[Listed entries]
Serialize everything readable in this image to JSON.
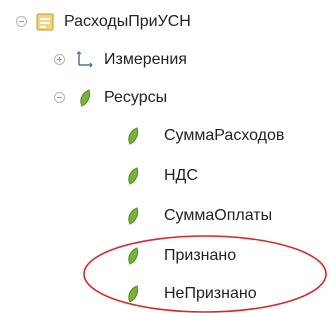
{
  "tree": {
    "root": {
      "label": "РасходыПриУСН",
      "icon": "register-icon",
      "expanded": true
    },
    "children": [
      {
        "label": "Измерения",
        "icon": "dimensions-icon",
        "expanded": false
      },
      {
        "label": "Ресурсы",
        "icon": "resource-icon",
        "expanded": true,
        "items": [
          {
            "label": "СуммаРасходов",
            "icon": "resource-icon"
          },
          {
            "label": "НДС",
            "icon": "resource-icon"
          },
          {
            "label": "СуммаОплаты",
            "icon": "resource-icon"
          },
          {
            "label": "Признано",
            "icon": "resource-icon"
          },
          {
            "label": "НеПризнано",
            "icon": "resource-icon"
          }
        ]
      }
    ]
  },
  "colors": {
    "resource_leaf": "#7ab23b",
    "resource_leaf_dark": "#4f8a1f",
    "register_icon": "#e8b93b",
    "highlight_ellipse": "#d62828"
  }
}
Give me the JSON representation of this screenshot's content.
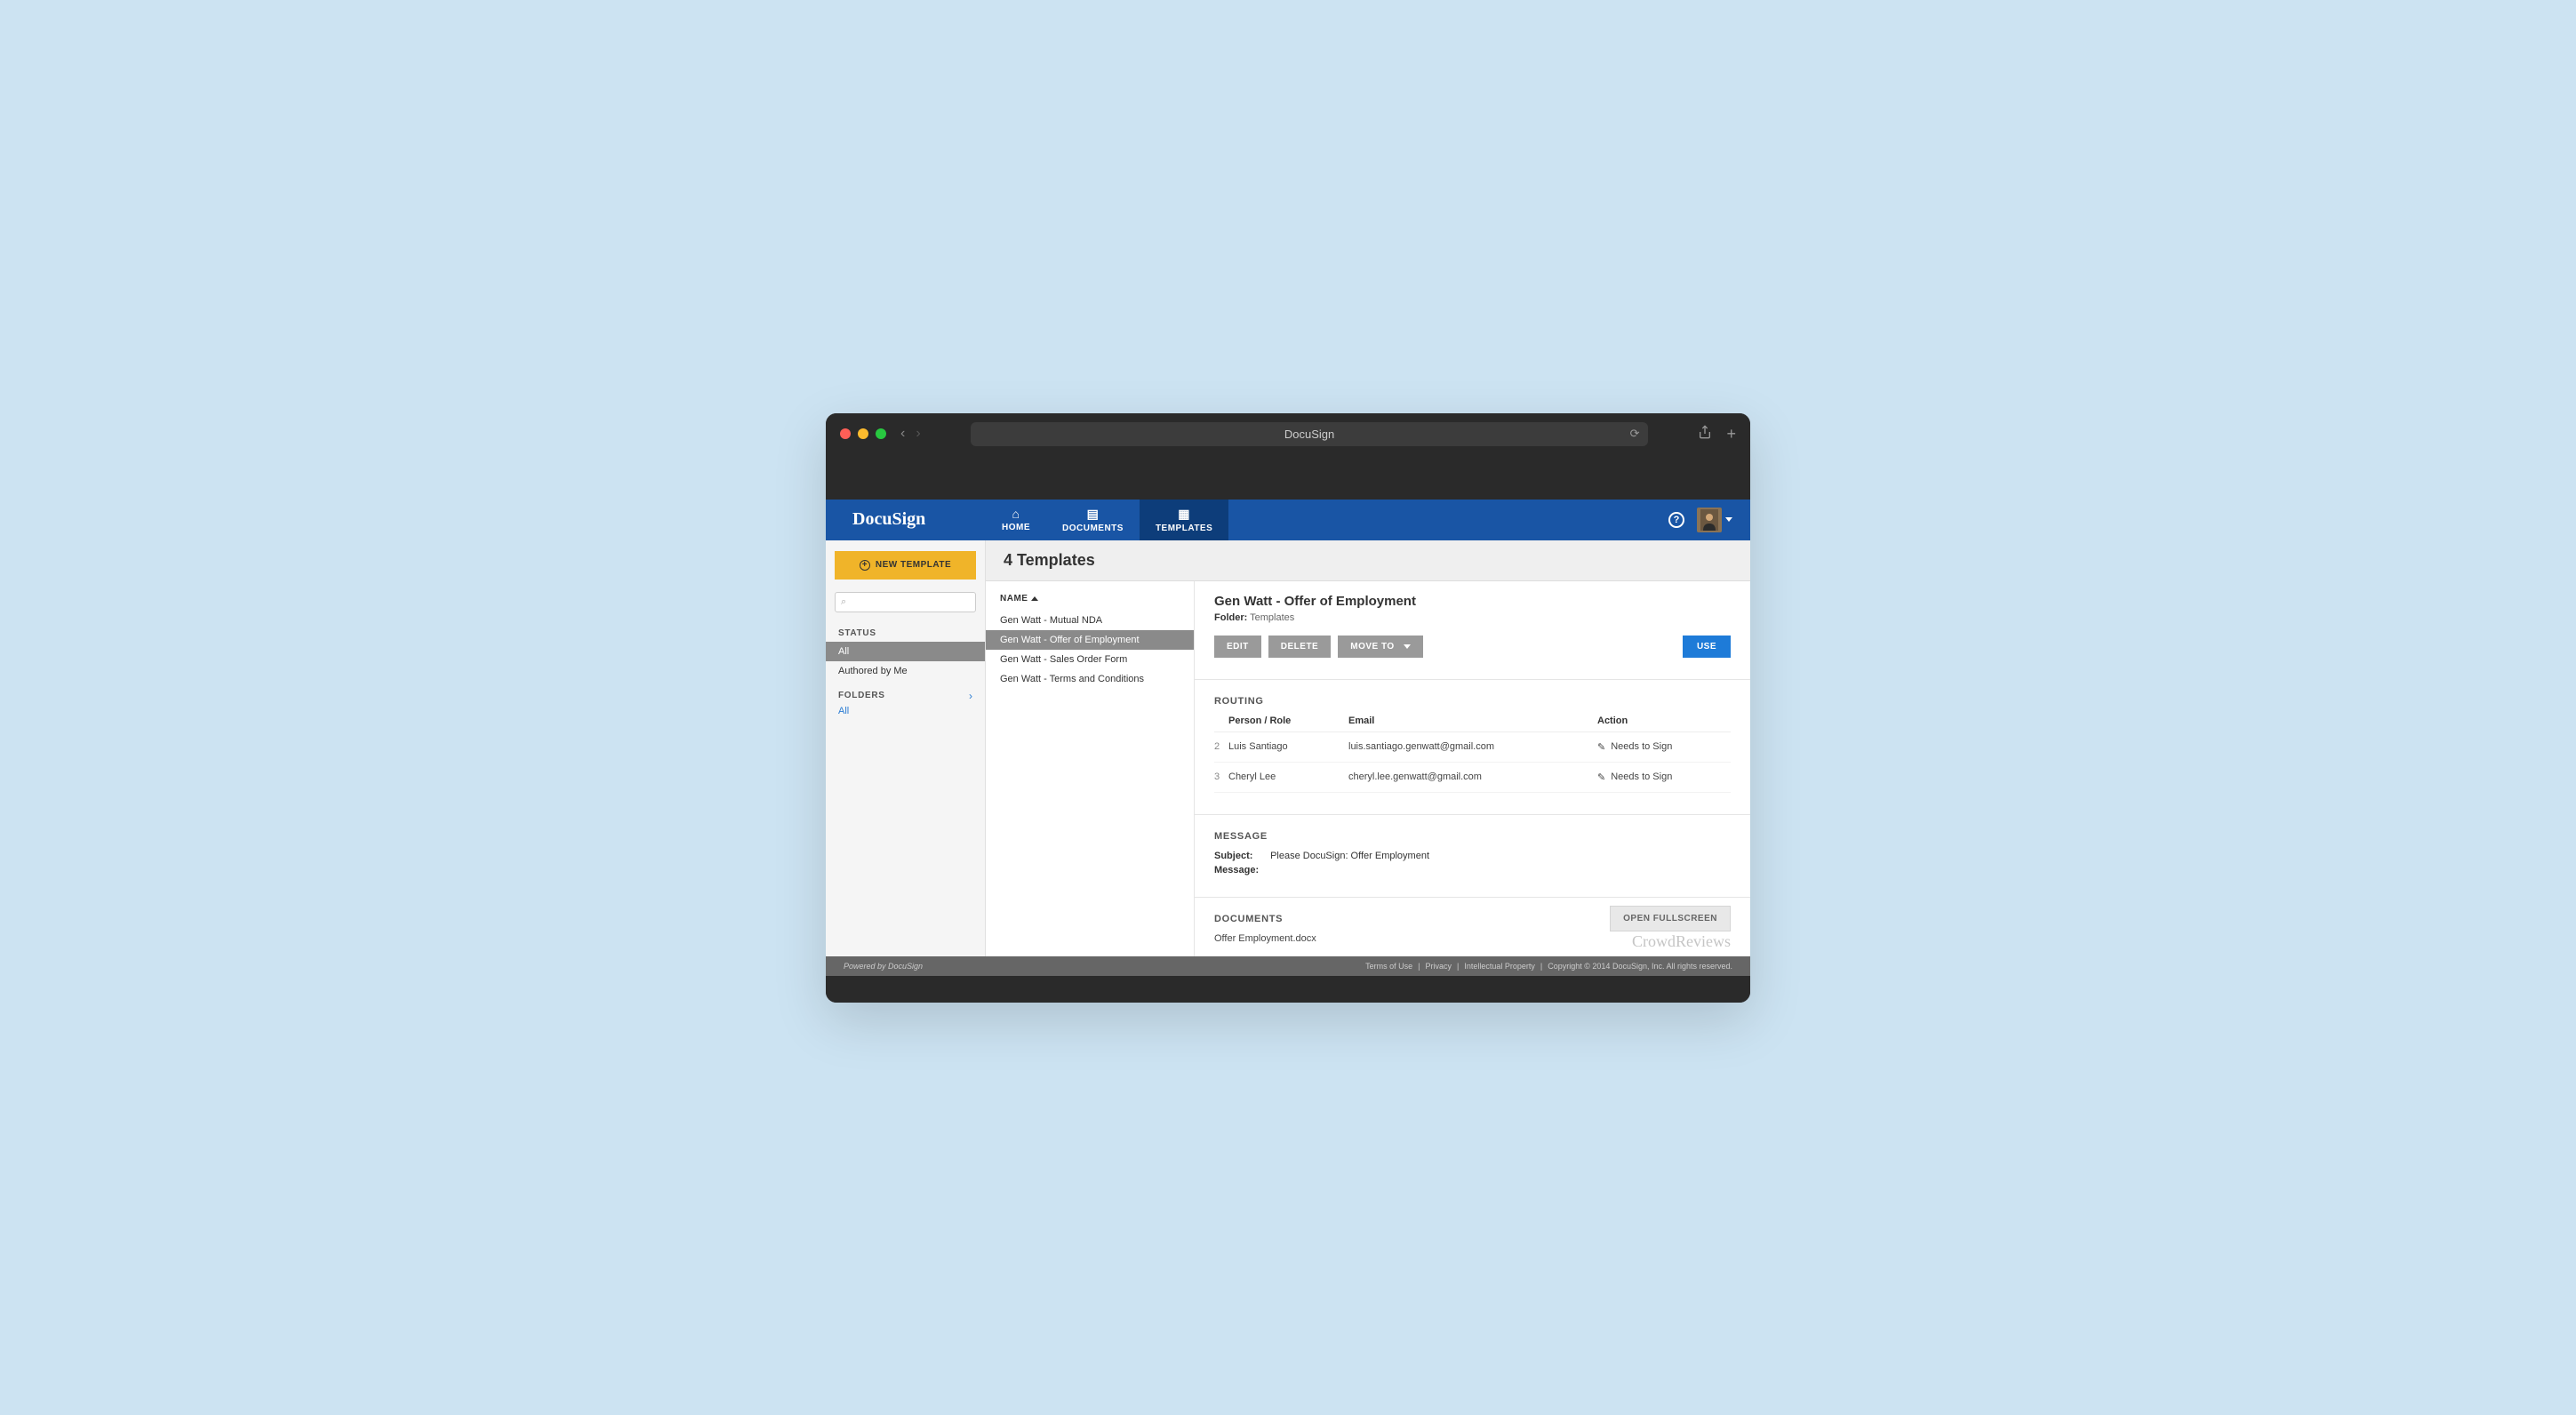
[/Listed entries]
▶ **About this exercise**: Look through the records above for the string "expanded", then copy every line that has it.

▶ **Task answer**:
      "expanded": true
        "expanded": false
        "expanded": true,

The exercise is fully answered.